The more Paris heard her voice, the more aware she was that Diana’s accent wasn’t Southie and it wasn’t Back Bay. It had taken her a while, but she’d learned the difference. It possibly wasn’t American. But it wasn’t the Irish lilt common north of Boston either. Maybe, a mix of all of those with something else? Intrigued against her will, Paris temporarily abandoned her plan for a quick goodbye and heading home at full speed.
Since Diana’s eyes held no dismay or malice, Paris said carefully, “It’s true. I don’t care for pink, or the heaving bosoms on the covers of my books. The covers are chosen by marketing pros, and clearly, they’re doing a great job.”

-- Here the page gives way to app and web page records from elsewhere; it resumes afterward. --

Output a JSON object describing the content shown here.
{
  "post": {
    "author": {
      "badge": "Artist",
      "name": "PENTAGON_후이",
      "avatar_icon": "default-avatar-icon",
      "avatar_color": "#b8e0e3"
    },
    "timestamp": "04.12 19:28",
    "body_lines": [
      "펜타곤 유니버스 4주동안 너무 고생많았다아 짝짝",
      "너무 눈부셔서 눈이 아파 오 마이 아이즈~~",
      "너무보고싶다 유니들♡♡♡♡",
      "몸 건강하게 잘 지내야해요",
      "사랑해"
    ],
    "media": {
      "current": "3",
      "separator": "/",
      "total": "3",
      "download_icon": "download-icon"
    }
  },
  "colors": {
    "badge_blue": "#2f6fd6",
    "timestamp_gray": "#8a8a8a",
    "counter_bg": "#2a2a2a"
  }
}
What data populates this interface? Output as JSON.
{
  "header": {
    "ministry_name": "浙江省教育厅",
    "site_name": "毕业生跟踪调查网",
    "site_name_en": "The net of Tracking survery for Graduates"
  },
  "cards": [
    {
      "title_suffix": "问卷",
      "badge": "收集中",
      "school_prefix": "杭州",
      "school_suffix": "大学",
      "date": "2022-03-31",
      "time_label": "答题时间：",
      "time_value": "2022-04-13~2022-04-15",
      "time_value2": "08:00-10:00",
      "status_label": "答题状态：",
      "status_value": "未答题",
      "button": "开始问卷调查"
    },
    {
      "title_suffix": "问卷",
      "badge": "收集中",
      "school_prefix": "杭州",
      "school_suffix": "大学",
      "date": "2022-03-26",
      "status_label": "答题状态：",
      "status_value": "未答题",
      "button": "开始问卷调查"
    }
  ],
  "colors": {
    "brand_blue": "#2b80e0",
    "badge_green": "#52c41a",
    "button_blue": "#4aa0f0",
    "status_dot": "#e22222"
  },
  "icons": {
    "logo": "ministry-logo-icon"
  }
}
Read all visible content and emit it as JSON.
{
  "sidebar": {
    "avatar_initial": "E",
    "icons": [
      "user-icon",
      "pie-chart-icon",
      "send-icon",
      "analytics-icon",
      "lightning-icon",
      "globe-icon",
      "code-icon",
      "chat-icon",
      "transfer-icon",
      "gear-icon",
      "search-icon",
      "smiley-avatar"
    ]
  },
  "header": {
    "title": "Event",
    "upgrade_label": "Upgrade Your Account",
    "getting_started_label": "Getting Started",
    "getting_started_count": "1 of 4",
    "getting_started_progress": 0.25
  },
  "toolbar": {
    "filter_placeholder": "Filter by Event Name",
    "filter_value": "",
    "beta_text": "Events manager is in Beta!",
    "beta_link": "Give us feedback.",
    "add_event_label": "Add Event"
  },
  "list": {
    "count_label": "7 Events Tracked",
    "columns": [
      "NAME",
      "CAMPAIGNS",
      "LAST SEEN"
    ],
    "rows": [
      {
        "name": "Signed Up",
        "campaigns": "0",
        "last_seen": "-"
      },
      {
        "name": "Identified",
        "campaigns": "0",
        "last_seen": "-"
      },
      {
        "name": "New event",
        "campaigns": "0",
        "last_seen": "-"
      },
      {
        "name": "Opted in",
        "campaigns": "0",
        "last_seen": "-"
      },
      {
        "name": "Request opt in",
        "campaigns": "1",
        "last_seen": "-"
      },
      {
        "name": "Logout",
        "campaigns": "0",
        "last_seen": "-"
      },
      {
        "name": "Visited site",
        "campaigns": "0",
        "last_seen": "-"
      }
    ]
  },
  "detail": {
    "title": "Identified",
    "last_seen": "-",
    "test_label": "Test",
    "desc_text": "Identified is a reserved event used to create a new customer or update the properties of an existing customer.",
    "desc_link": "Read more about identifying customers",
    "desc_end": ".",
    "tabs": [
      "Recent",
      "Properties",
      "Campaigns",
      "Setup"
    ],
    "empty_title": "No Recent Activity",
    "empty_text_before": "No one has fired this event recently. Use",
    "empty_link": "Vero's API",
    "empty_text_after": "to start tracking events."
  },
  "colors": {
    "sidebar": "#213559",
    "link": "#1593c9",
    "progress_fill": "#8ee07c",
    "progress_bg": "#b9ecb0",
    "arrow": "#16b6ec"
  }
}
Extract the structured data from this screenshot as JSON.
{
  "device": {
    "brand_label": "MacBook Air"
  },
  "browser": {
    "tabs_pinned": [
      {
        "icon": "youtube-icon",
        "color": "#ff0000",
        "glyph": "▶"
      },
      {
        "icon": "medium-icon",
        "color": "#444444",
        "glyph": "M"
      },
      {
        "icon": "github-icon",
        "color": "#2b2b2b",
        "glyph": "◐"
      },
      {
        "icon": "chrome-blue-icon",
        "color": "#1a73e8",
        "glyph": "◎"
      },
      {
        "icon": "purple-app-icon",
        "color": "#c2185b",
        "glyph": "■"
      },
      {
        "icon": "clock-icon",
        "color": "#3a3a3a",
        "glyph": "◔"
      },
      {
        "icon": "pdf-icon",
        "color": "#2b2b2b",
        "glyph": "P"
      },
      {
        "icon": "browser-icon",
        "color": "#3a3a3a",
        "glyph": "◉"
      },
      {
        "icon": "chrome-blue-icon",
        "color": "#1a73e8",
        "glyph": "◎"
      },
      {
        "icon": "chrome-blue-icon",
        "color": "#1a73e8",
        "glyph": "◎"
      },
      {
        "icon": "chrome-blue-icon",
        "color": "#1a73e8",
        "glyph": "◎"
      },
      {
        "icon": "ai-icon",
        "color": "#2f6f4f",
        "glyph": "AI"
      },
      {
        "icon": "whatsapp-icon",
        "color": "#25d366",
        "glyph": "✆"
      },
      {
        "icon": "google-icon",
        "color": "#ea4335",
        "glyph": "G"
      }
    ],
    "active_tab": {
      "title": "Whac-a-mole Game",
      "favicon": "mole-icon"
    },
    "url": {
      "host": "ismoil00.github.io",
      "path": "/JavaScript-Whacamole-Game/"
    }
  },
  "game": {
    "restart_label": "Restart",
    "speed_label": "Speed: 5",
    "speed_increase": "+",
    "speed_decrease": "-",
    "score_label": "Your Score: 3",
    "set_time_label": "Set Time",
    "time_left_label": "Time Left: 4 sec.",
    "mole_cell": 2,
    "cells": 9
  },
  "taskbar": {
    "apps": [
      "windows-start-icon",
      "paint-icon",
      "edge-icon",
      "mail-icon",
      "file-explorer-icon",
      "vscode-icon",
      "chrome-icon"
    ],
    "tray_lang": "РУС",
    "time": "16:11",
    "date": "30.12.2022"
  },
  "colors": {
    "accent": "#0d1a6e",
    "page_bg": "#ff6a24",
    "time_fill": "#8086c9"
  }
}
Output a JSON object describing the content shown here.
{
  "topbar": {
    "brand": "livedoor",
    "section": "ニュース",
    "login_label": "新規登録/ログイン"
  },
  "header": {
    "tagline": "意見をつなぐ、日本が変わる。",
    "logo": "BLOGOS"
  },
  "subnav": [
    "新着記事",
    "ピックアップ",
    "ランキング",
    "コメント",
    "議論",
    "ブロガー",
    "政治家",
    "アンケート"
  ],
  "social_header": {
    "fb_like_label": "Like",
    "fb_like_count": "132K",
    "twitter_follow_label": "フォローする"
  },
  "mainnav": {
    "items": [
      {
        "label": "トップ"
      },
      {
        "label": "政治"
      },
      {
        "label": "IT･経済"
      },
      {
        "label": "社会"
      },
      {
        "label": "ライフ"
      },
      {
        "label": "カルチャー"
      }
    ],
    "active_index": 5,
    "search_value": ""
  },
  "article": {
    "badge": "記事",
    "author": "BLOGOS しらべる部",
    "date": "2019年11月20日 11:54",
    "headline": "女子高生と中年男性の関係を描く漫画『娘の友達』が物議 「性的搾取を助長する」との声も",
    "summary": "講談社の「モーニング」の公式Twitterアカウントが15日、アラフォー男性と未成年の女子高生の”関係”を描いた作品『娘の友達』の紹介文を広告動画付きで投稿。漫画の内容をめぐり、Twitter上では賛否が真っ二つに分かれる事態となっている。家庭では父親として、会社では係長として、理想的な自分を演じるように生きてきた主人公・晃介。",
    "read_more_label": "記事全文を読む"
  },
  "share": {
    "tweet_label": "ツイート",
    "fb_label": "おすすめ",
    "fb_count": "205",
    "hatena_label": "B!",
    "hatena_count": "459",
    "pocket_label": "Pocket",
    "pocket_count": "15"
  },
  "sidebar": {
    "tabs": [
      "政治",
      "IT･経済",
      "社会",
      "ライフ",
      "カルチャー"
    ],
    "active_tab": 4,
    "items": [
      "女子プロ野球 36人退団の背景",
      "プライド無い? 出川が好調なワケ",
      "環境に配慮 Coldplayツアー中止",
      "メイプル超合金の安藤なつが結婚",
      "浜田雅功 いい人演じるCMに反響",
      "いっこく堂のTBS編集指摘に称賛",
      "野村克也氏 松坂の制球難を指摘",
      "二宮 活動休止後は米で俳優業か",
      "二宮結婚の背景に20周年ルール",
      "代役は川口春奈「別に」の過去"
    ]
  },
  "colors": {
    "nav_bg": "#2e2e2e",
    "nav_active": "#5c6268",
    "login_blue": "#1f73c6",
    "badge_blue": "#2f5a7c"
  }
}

“When people see what they expect to see they don’t look deeper.” Diana pulled on thin leather gloves. “I have to get back to rehearsal. Could you tell me where the nearest postal box is?”
Surprised Diana hadn’t seen the station that lay between Mona Lisa’s and the Playhouse, she began, “The post office is a few blocks—”
“A drop box is fine.”
“It’s not on your way.”
“I like diversions.”
It was the little twinkle of amusement in Diana’s eyes that made Paris offer help. “It’s pretty well hidden from the street by the hedges, but I know they pick up from it at three. I’ll show you.”
“That’s perfect.” Diana cinched up her scarf. “Lead on, MacDuff.”
Paris caught a broadly mimed wink of approval from Lisa as they went out the door. She hoped Diana hadn’t seen it. It’s not like Paris had ever picked up a woman in Lisa’s bar, or wanted to, or that Diana pinged what little gaydar Paris had ever had. It had been a matter of high humor among Paris’s former associates that she had said, “No way!” when informed that Jodie Foster was gay.
“It’s just a block over.” Paris pressed for the pedestrian light when they reached the corner, then scrambled to keep up as Diana jaywalked. They skirted cars and reached the other side without mishap. “So what play are you rehearsing?”
“An adaptation of Tartuffe. The director is hopeful that with some backing there will be money for off-Broadway. It’s very political and given the times there could be interest.”
“But you have your doubts?”
Diana seemed startled at the question. “Was I that obvious? I’ll have to work on that.”
“You seemed hesitant is all.”
“If it does make it to New York, it won’t be with this cast. We’re good enough for working out the bugs, but that’s about it.”
“Turn into the parking lot here.” Paris led the way around the high hedges that surrounded the small drug store. “They hid it well.”
“I’d have never seen it. Thank you.” Diana pulled a small, heavily padded envelope from a surprisingly capacious inner coat pocket.
Paris caught sight of an address in Utah before the package disappeared. It was so light it almost didn’t make a sound as it landed on the mail already in the box. “Hope it gets there safely.”
“Me too. Well thank you. I really do have to hurry. Do you go to Mona Lisa’s often?”
“Twice a week.”
“Then maybe I’ll see you there again.”
“Maybe,” Paris echoed. And she stood there watching the petite figure make its way back up the street, to the corner, and then out of sight.